Velomobiles are designed to work with a human engine - maybe about 150 watts for someone in reasonable shape on a normal ride. While there are fantastic exercise benefits that come with cycling, it would be very easy to add a small motor - a few hundred watts - and a very small lithium ion battery of under one kWh. The vehicle could be used as a human electric hybrid and 100 mile ranges on electricity alone would probably only add $1,000 to the total cost with modest manufacturing volumes.
Regular readers have seen several posts on the subject, but if you want an efficient vehicle you want to lower the cost of acceleration as well as wind resistance. Addressing the former means making it light. The automobile/road/legal/social system we've evolved in the US gives us vehicles that weigh at least 3,500 pounds that mostly haul around a passenger who usually weighs under 200 pounds. A human-electric hybrid velomobile can weigh 60 pounds or less. It turns out a common bicycle can deliver the equivalent of about 1,000 miles per gallon.3
This might work in some Northern European cities with velomobile/bicycle friendly infrastructure. If you had the chance to start something new in emerging third world cities the thought of a sub 50 kg vehicle that literally runs on pennies a day and costs under a few thousand dollars - perhaps well under - and can be built locally in a factory that is basically a kickstarter project is .. well .. attractive. You can also imagine a range of vehicles that are variations on this theme. There are many things that can be done at under 500 kg.4
Of course vehicles can be shared, but that is yet another story...
1 One of his main foci in automotive disruption is manufacturing. Follow him at Asymco.
2 John Pucher is probably the expert on active transportation infrastructure in the US.
3 I've measured this with my friend Colleen. She is about 36 times as fuel efficient as a 30 mpg car - the added benefit is riding it combines exercise and transportation. A bit more here.
4 A really interesting concept is the Edison2 Very Light Car project that has sprung from the Automotive X-Prize. Way too much to write about here, but ping me if you want detailed information on it or other interesting concepts. The VLC is interesting as it does not require conventional automotive factories and is at the border of what might be practical in the US or Europe. Way more clever than the Tesla with a real potential of innovation.

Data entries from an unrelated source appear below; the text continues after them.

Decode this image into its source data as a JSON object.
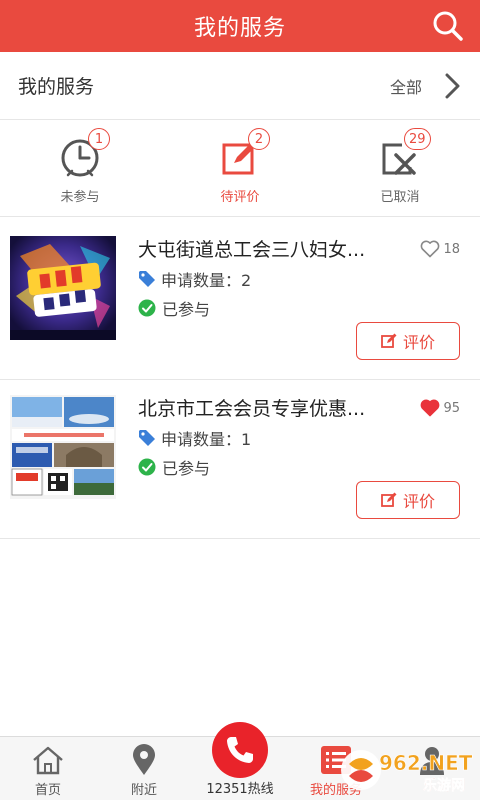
{
  "header": {
    "title": "我的服务"
  },
  "section": {
    "title": "我的服务",
    "all_label": "全部"
  },
  "status_tabs": [
    {
      "label": "未参与",
      "count": "1",
      "active": false
    },
    {
      "label": "待评价",
      "count": "2",
      "active": true
    },
    {
      "label": "已取消",
      "count": "29",
      "active": false
    }
  ],
  "cards": [
    {
      "title": "大屯街道总工会三八妇女...",
      "likes": "18",
      "liked": false,
      "qty": "申请数量：2",
      "state": "已参与",
      "action": "评价"
    },
    {
      "title": "北京市工会会员专享优惠...",
      "likes": "95",
      "liked": true,
      "qty": "申请数量：1",
      "state": "已参与",
      "action": "评价"
    }
  ],
  "nav": {
    "home": "首页",
    "nearby": "附近",
    "hotline": "12351热线",
    "my_services": "我的服务"
  },
  "watermark": {
    "text": "962.NET",
    "sub": "乐游网"
  },
  "colors": {
    "accent": "#e94a3f",
    "like_red": "#e9323a",
    "tag_blue": "#3a7fd8",
    "check_green": "#2db34a"
  }
}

Another fascinating concept is from racing designer Gordon Murray. A very efficient microcar, but perhaps more important is his streamlined iStream manufacturing process.
Zero Mayo Potato Salad
° 2 pounds fingerling potatoes
° big handful (1/2 cup) fresh basil leaves
° big handful (1/2 cup) fresh parsley leaves
° juice of two lemons
° 2 tbl good balsamic vinegar
° 4 cloves garlic
° 1 tbl extra virgin olive oil
* 1 tbl tahini
° 1 tsp maple syrup (B grade works best)
° freshly ground pepper
° quarter the potatoes and dump them in a pot with water to cover. Add a bit of salt. Cover and bring to a boil - reduce to a simmer until tender (about 8 to 10 minutes for me)
° put everything else in a food processor and whir away until the herbs and garlic are finely chopped. Don't go too far though...
° drain the potatoes and rise them with cold water to stop the cooking. Transfer them to a large bowl and toss with the herb and spice mixture. Adjust the seasoning - usually pepper and perhaps a bit of salt.